DECEMBER 3, 2015
After five months of review…
By Mike Wynn
After five months of review, a state work group finalized options Tuesday to better fund and reform Kentucky’s pension system for teachers, but stopped short of issuing any major recommendations for the state legislature to consider in 2016.
Gov. Steve Beshear created the 25-member panel in June to recommend solutions for Kentucky Teachers’ Retirement System, which faces a $14 billion shortfall and needs around $510 million in additional money next year.
Panel members, however, have struggled to find common ground and opted Tuesday to advance a broad series of scenarios instead of specific recommendations. Those include a phase-in plan to fully fund retirement contributions over several years. The report also notes options to rework some of the benefit calculations for both current teachers and future hires.
“They are pretty general findings that, quite frankly, everybody pretty much knew,” said Democratic House Speaker Greg Stumbo, who equated the report to “rabbit stew” without a rabbit.
Stumbo is pushing to shore up the system with pension bonds and criticized the lack of concrete plans for a large infusion of money.
“I don’t think that what this group is going to recommend is going to be something that the General Assembly can use as a road map to go forward,” he said.
Others were more optimistic that the group’s work will at least provide research and analysis for legislation next year.
Republican Sen. Joe Bowen, chairman of the Senate State and Local Government Committee, said that while panel members have different notions about what the report says, he expects it will eventually lead to a plan that is fair to both teachers and taxpayers.

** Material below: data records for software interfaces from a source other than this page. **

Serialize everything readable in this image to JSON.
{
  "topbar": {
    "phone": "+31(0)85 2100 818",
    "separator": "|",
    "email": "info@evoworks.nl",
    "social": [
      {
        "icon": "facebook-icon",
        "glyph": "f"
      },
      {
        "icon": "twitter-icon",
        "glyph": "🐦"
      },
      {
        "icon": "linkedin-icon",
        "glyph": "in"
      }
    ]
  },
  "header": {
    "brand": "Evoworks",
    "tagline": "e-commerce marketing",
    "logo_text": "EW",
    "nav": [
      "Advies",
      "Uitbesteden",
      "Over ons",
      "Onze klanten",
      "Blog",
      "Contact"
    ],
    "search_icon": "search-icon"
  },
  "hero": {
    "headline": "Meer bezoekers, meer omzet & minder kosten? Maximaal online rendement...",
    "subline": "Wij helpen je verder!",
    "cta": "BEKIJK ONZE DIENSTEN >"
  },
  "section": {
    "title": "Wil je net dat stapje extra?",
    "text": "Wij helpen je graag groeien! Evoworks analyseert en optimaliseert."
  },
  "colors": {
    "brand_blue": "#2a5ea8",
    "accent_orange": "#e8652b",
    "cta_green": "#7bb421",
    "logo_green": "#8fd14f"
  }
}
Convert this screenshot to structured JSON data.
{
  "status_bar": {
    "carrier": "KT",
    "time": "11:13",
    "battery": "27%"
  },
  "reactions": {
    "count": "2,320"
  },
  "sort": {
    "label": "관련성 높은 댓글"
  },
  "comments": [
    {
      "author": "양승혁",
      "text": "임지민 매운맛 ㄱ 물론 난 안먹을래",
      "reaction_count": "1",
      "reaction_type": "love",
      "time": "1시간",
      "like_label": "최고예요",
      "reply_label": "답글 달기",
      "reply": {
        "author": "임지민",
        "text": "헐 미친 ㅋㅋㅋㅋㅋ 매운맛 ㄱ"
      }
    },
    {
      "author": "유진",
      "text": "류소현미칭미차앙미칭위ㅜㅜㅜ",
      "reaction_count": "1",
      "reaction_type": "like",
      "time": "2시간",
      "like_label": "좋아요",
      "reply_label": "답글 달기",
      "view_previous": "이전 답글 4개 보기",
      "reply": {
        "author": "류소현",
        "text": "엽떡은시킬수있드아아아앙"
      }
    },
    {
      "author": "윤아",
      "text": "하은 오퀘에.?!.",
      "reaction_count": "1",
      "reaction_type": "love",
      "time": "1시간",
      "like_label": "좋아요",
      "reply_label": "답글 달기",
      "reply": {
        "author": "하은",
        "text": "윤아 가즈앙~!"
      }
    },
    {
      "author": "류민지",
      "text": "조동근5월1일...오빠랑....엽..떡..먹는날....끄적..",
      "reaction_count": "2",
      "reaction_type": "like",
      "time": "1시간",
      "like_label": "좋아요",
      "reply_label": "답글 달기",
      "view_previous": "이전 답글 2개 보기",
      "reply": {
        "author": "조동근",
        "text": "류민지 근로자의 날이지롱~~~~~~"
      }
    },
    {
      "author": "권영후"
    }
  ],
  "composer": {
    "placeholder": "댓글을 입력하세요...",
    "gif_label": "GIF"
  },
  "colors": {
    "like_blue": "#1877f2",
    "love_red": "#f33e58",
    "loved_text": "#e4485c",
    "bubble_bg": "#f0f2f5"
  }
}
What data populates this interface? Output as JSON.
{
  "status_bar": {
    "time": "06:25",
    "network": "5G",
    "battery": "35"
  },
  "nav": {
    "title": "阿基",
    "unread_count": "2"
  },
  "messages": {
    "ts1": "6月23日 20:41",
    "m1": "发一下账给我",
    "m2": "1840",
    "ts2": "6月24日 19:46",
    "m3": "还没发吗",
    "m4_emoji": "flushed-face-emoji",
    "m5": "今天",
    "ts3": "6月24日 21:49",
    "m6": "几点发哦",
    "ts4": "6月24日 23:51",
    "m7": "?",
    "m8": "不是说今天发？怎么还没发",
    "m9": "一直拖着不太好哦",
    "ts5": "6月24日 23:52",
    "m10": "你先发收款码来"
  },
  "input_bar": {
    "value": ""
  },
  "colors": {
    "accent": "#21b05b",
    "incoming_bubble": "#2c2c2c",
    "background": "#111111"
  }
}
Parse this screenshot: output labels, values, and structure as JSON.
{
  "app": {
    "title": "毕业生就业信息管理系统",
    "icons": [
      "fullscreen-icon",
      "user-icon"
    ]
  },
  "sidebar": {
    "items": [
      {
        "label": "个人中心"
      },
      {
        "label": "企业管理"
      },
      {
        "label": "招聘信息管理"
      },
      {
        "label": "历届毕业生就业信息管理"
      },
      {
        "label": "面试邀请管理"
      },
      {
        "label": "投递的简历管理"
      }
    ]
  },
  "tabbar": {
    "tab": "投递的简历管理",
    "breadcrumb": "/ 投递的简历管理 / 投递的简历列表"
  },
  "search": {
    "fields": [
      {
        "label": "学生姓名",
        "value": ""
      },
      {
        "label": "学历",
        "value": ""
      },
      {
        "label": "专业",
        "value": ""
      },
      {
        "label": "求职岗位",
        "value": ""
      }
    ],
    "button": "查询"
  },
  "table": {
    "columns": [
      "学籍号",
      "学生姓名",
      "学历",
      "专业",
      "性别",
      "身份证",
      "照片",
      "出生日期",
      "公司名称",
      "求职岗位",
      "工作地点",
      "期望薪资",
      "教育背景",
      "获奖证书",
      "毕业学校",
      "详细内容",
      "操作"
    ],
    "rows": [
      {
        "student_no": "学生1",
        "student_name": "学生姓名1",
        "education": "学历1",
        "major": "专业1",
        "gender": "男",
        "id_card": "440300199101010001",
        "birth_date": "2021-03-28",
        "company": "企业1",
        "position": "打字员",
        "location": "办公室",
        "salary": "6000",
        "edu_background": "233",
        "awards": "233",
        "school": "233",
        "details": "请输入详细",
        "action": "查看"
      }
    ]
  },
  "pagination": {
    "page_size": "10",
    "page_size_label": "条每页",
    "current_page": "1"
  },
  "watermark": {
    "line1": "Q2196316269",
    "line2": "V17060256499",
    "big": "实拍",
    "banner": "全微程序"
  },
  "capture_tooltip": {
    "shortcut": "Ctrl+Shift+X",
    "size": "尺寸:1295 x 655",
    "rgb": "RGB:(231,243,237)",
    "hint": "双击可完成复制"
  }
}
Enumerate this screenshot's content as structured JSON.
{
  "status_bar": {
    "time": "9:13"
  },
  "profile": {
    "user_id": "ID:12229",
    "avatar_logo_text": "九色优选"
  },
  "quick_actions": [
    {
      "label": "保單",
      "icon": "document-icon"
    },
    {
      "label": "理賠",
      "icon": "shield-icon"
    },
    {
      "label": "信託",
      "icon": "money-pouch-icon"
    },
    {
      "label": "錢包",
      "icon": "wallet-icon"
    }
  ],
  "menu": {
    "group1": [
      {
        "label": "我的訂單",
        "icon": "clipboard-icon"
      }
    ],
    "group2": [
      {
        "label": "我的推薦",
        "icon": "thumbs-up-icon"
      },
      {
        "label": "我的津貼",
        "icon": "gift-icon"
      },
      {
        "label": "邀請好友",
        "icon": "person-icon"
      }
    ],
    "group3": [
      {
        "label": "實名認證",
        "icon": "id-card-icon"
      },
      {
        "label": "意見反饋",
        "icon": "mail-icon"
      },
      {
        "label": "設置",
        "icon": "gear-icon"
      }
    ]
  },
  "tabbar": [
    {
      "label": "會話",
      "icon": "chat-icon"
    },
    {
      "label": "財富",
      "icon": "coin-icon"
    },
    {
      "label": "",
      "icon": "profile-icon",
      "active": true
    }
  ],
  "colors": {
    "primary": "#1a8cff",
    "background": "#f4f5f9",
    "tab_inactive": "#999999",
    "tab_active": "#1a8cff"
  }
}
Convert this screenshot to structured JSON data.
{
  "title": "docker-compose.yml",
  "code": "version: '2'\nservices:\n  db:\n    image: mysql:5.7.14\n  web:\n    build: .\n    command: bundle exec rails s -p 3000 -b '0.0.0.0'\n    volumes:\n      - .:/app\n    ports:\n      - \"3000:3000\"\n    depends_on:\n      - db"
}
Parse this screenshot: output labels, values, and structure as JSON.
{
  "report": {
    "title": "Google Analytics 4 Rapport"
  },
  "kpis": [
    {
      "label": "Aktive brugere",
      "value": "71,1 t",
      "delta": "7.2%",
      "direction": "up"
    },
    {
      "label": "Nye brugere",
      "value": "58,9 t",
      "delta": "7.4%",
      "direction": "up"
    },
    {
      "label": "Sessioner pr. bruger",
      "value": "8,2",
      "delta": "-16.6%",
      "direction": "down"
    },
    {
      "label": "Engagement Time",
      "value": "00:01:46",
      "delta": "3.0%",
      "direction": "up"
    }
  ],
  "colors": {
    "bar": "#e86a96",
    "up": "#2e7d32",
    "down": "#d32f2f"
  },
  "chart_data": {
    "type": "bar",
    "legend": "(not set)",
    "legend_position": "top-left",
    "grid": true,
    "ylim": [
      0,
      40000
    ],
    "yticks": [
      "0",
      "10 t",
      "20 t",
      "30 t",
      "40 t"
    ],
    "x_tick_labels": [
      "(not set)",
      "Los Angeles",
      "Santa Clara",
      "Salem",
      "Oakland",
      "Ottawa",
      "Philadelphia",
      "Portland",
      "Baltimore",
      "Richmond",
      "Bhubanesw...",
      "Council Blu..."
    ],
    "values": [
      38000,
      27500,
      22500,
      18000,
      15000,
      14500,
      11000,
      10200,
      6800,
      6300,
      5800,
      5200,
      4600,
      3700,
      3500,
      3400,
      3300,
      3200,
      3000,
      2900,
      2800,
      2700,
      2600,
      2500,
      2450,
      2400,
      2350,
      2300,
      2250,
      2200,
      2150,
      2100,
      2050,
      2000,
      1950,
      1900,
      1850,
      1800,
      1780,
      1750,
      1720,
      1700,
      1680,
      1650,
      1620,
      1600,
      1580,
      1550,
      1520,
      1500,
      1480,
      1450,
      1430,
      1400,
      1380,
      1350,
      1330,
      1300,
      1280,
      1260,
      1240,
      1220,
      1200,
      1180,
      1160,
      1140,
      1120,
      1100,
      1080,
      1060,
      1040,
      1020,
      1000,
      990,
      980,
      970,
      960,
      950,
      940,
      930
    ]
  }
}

“What this exercise has done more than anything else is made us be more aware and get better educated on the whole topic,” he said. “We got facts out there so now we are going to have to build something off the facts we have.”
Beshear also said in a statement that he was pleased with the dialogue, and he urged lawmakers to rely on the report for reforms next year.
Gov.-elect Matt Bevin is expected to push for an overhaul of public pensions next year that would move future hires into a “defined contribution” plan similar to the 401(k)-style plans used in the private sector.
Bowen said Tuesday that many in the GOP Senate would likely support the change, but “what we do will be independent of what the governor will do. Each of us has our own approach to this.”
Stumbo, meanwhile, said he plans to refile a bill that would provide up to $3.3 billion in pension bonds – a measure that died in the 2015 legislative session. Stumbo called it the “only plan out there.”